Liriano made his season debut with the Pirates on May 11 and has looked like the ace many envisioned him becoming back in 2006 when he finished third in AL Rookie of the Year balloting. That continued tonight in an important game against the division rival Cardinals, entering the night with a tenuous one-game lead over the second-place Pirates. First baseman Garrett Jones gave his pitcher a ton of support, going 3-for-4 with a homer and four RBI, but just his two-run double in the first inning would have sufficed as Liriano was dominant from the outset.
Liriano tossed eight shutout innings, allowing just two hits and two walks while striking out six. The Cardinals never once had a runner in scoring position against Liriano. Mark Melancon danced around a pair of base runners in the ninth to nail down the 5-0 victory. The 78-56 Cardinals and Pirates enter into a first place tie atop the NL Central. The two clubs have five more games against each other through the remainder of the regular season.
A brutal couple of updates on the night of Jose Fernandez’s death from Jeff Passan of Yahoo and from Andre Fernandez of the Miami Herald.
Passan reports on the leadup to the fateful boat trip. About how a friend of one of the other men killed on the boat had pleaded with him not to go out in the dark. Then there’s this:
After Saturday’s game, Fernandez had asked a number of teammates to join him on the boat. One by one, they declined.
Marcell Ozuna was one of them. Andre Fernandez of the Miami Herald reports:
Following Monday’s game, Ozuna said he turned down an invitation from Fernandez after Saturday night’s game to go out with him and join him for a spin on his boat . . . “That night I told him, ‘Don’t go out,’” Ozuna said. “Everybody knew he was crazy about that boat and loved being out on the water. I told him I couldn’t go out that night because I had the kids and my wife waiting for me.
Losing a friend and teammate under such circumstances is brutal enough. Adding on survivor’s guilt would be close to impossible to bear.
David Ortiz has used Derek Jeter’s Player’s Tribune as his personal podium all year as he says goodbye to the Major Leagues. He continues that today, on the eve of his final series against the Yankees.
In it Ortiz talks about what playing the Yankees meant to him over the course of his career. About how the fan hate was real but something he embraced. About how the series back in the days of Jeter and Pettitte and Mariano and Mussina were “wars.” He also talks about how the Yankees were basically everything when he was growing up in the Dominican Republic. The only caps and shirts you saw were Yankees shirts and how they were about the only team you could see on TV there. As such, coming to Boston and then playing against the Yankees was a big, big deal.

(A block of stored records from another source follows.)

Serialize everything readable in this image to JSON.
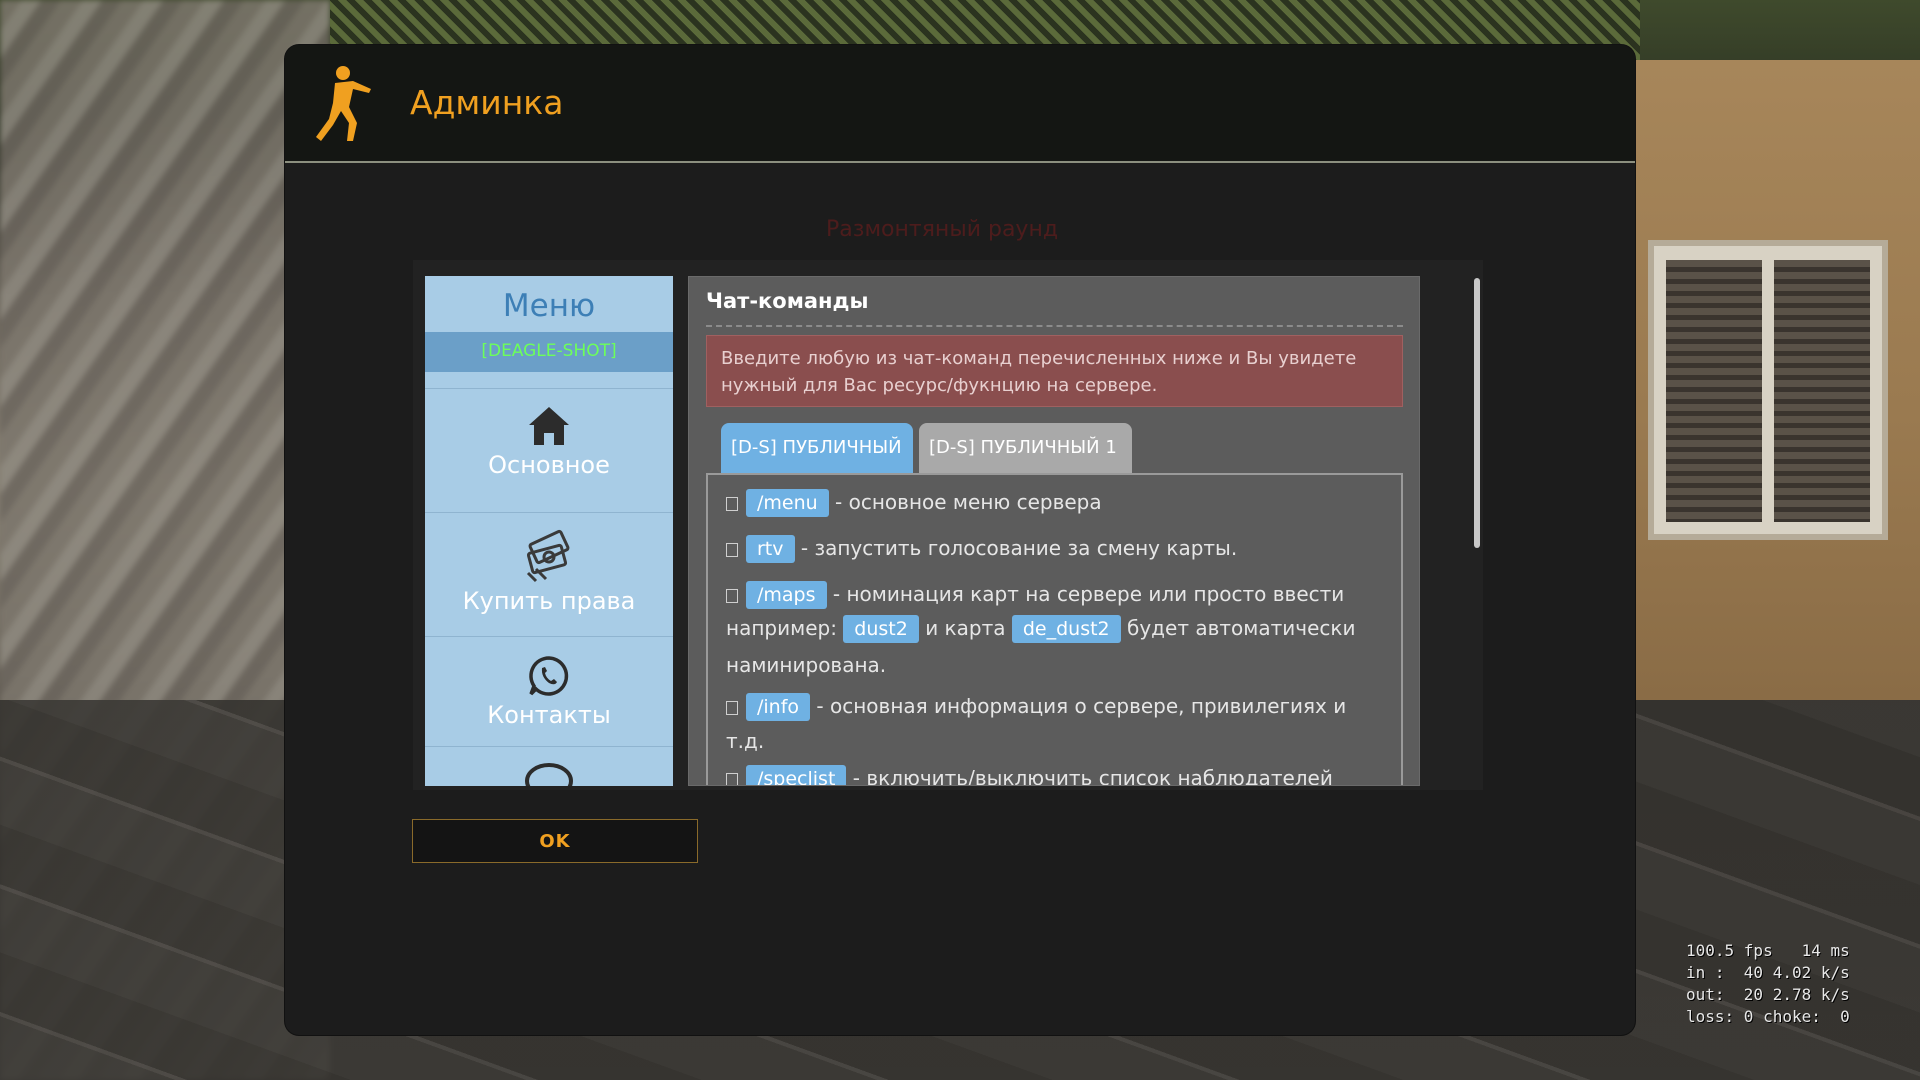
{
  "window": {
    "title": "Админка",
    "logo_icon": "counter-terrorist-icon",
    "faded_hud_text": "Размонтяный раунд"
  },
  "sidebar": {
    "header": "Меню",
    "server_tag": "[DEAGLE-SHOT]",
    "items": [
      {
        "label": "Основное",
        "icon": "home-icon"
      },
      {
        "label": "Купить права",
        "icon": "money-icon"
      },
      {
        "label": "Контакты",
        "icon": "whatsapp-icon"
      },
      {
        "label": "",
        "icon": "chat-icon"
      }
    ]
  },
  "content": {
    "title": "Чат-команды",
    "alert": "Введите любую из чат-команд перечисленных ниже и Вы увидете нужный для Вас ресурс/фукнцию на сервере.",
    "tabs": [
      {
        "label": "[D-S] ПУБЛИЧНЫЙ",
        "active": true
      },
      {
        "label": "[D-S] ПУБЛИЧНЫЙ 1",
        "active": false
      }
    ],
    "commands": [
      {
        "tag": "/menu",
        "text": "- основное меню сервера"
      },
      {
        "tag": "rtv",
        "text": "- запустить голосование за смену карты."
      },
      {
        "tag": "/maps",
        "text": "- номинация карт на сервере или просто ввести",
        "line2_prefix": "например:",
        "example1": "dust2",
        "mid": "и карта",
        "example2": "de_dust2",
        "line2_suffix": "будет автоматически",
        "line3": "наминирована."
      },
      {
        "tag": "/info",
        "text": "- основная информация о сервере, привилегиях и",
        "line2": "т.д."
      },
      {
        "tag": "/speclist",
        "text": "- включить/выключить список наблюдателей"
      }
    ]
  },
  "ok_button": {
    "label": "OK"
  },
  "netgraph": {
    "line1": "100.5 fps   14 ms",
    "line2": "in :  40 4.02 k/s",
    "line3": "out:  20 2.78 k/s",
    "line4": "loss: 0 choke:  0"
  },
  "colors": {
    "accent_orange": "#f0a020",
    "sidebar_blue": "#a8cce6",
    "tag_blue": "#6fb1e3",
    "server_tag_green": "#6cff5a",
    "alert_red": "#8a4e4e"
  }
}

Ortiz says “[s]ome players are born to be Yankees, you know what I’m saying? I was born to play against the Yankees.”
And he’ll get to do it only three more times.